(Component data from apps and pages)
=== Begin Enclosure ===
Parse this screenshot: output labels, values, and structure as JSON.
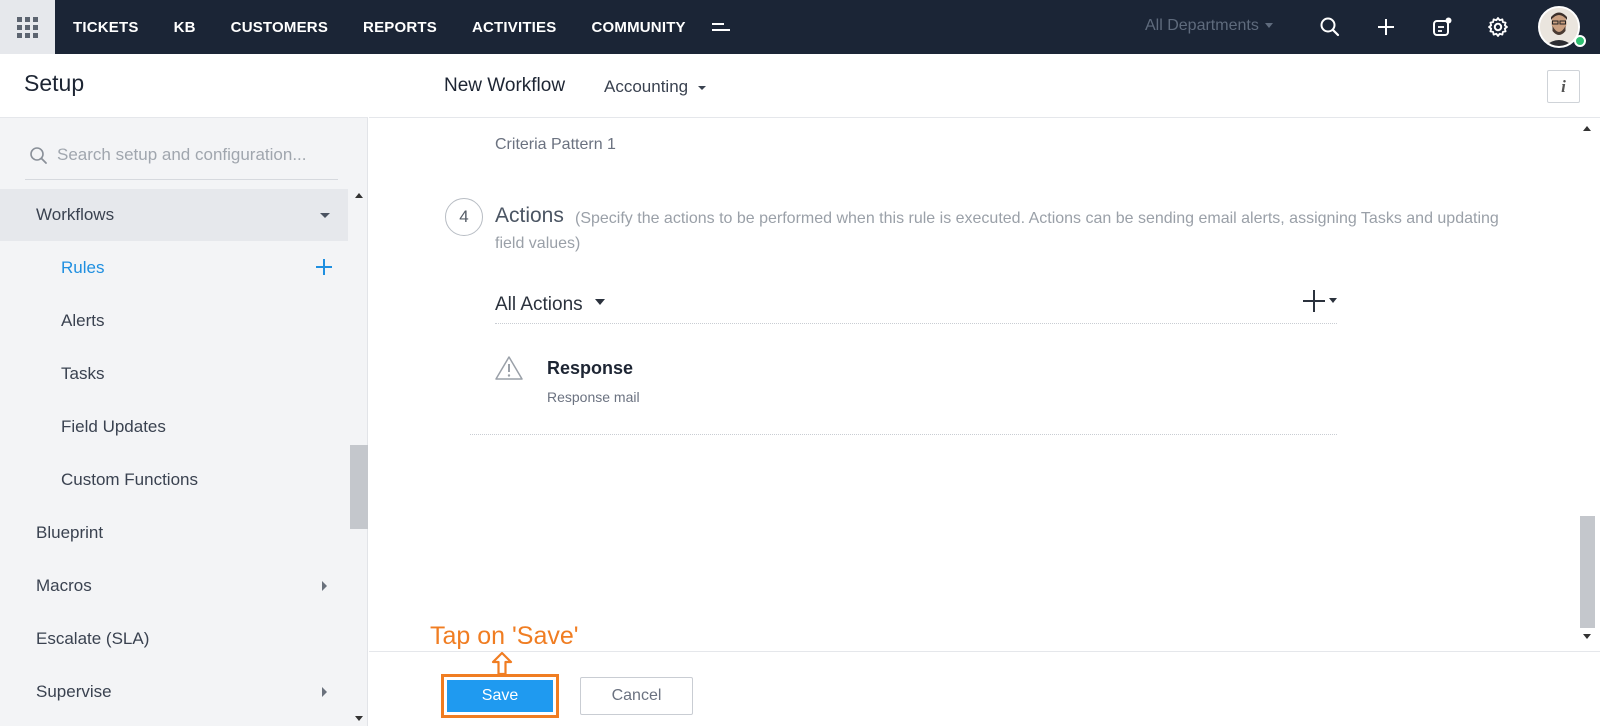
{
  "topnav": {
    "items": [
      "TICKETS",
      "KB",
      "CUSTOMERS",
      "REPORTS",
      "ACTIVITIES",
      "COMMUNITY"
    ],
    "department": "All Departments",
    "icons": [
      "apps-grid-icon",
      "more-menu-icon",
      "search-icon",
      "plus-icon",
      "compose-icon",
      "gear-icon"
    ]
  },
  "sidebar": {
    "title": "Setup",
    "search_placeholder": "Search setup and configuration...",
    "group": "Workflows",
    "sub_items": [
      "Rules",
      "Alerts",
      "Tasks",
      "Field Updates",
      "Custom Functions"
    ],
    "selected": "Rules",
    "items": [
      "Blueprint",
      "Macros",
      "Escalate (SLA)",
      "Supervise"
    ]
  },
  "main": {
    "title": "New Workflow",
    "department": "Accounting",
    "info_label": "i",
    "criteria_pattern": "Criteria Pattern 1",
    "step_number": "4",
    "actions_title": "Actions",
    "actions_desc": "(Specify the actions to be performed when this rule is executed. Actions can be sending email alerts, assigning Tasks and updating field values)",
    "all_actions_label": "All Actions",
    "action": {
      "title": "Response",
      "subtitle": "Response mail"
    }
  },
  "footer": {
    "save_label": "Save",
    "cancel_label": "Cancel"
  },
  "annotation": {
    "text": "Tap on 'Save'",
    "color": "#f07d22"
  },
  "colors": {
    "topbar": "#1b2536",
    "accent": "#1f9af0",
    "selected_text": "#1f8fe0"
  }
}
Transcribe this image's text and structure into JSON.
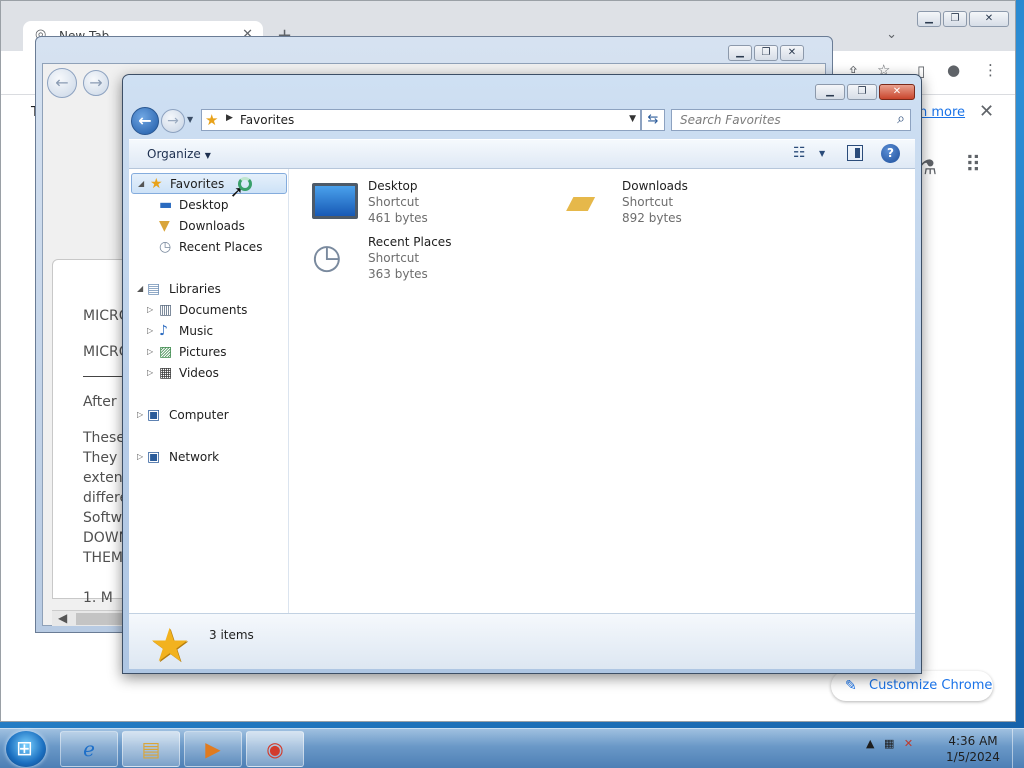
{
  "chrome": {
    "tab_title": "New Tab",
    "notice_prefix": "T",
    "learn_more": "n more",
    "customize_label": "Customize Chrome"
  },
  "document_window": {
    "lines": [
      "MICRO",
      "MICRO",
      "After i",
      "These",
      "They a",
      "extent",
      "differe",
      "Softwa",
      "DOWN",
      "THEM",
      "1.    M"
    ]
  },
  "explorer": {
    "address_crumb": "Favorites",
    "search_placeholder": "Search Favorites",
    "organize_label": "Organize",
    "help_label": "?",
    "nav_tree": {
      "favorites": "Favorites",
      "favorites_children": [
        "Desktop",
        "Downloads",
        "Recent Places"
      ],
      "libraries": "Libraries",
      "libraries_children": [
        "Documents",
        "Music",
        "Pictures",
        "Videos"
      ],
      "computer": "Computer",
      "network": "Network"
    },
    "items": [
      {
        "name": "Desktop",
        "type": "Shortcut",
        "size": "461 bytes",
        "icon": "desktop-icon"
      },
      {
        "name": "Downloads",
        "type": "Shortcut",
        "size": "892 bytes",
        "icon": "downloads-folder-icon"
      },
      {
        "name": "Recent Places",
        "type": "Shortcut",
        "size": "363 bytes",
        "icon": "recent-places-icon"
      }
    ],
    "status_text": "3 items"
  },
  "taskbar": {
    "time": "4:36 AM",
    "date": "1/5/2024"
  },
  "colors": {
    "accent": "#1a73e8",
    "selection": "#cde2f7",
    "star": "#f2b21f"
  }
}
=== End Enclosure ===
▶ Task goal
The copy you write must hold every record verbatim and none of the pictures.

▶ Written response
Parse this screenshot: output labels, values, and structure as JSON.
{
  "topnav": {
    "items": [
      "TICKETS",
      "KB",
      "CUSTOMERS",
      "REPORTS",
      "ACTIVITIES",
      "COMMUNITY"
    ],
    "department": "All Departments",
    "icons": [
      "apps-grid-icon",
      "more-menu-icon",
      "search-icon",
      "plus-icon",
      "compose-icon",
      "gear-icon"
    ]
  },
  "sidebar": {
    "title": "Setup",
    "search_placeholder": "Search setup and configuration...",
    "group": "Workflows",
    "sub_items": [
      "Rules",
      "Alerts",
      "Tasks",
      "Field Updates",
      "Custom Functions"
    ],
    "selected": "Rules",
    "items": [
      "Blueprint",
      "Macros",
      "Escalate (SLA)",
      "Supervise"
    ]
  },
  "main": {
    "title": "New Workflow",
    "department": "Accounting",
    "info_label": "i",
    "criteria_pattern": "Criteria Pattern 1",
    "step_number": "4",
    "actions_title": "Actions",
    "actions_desc": "(Specify the actions to be performed when this rule is executed. Actions can be sending email alerts, assigning Tasks and updating field values)",
    "all_actions_label": "All Actions",
    "action": {
      "title": "Response",
      "subtitle": "Response mail"
    }
  },
  "footer": {
    "save_label": "Save",
    "cancel_label": "Cancel"
  },
  "annotation": {
    "text": "Tap on 'Save'",
    "color": "#f07d22"
  },
  "colors": {
    "topbar": "#1b2536",
    "accent": "#1f9af0",
    "selected_text": "#1f8fe0"
  }
}
Transcribe this image's text and structure into JSON.
{
  "chrome": {
    "tab_title": "New Tab",
    "notice_prefix": "T",
    "learn_more": "n more",
    "customize_label": "Customize Chrome"
  },
  "document_window": {
    "lines": [
      "MICRO",
      "MICRO",
      "After i",
      "These",
      "They a",
      "extent",
      "differe",
      "Softwa",
      "DOWN",
      "THEM",
      "1.    M"
    ]
  },
  "explorer": {
    "address_crumb": "Favorites",
    "search_placeholder": "Search Favorites",
    "organize_label": "Organize",
    "help_label": "?",
    "nav_tree": {
      "favorites": "Favorites",
      "favorites_children": [
        "Desktop",
        "Downloads",
        "Recent Places"
      ],
      "libraries": "Libraries",
      "libraries_children": [
        "Documents",
        "Music",
        "Pictures",
        "Videos"
      ],
      "computer": "Computer",
      "network": "Network"
    },
    "items": [
      {
        "name": "Desktop",
        "type": "Shortcut",
        "size": "461 bytes",
        "icon": "desktop-icon"
      },
      {
        "name": "Downloads",
        "type": "Shortcut",
        "size": "892 bytes",
        "icon": "downloads-folder-icon"
      },
      {
        "name": "Recent Places",
        "type": "Shortcut",
        "size": "363 bytes",
        "icon": "recent-places-icon"
      }
    ],
    "status_text": "3 items"
  },
  "taskbar": {
    "time": "4:36 AM",
    "date": "1/5/2024"
  },
  "colors": {
    "accent": "#1a73e8",
    "selection": "#cde2f7",
    "star": "#f2b21f"
  }
}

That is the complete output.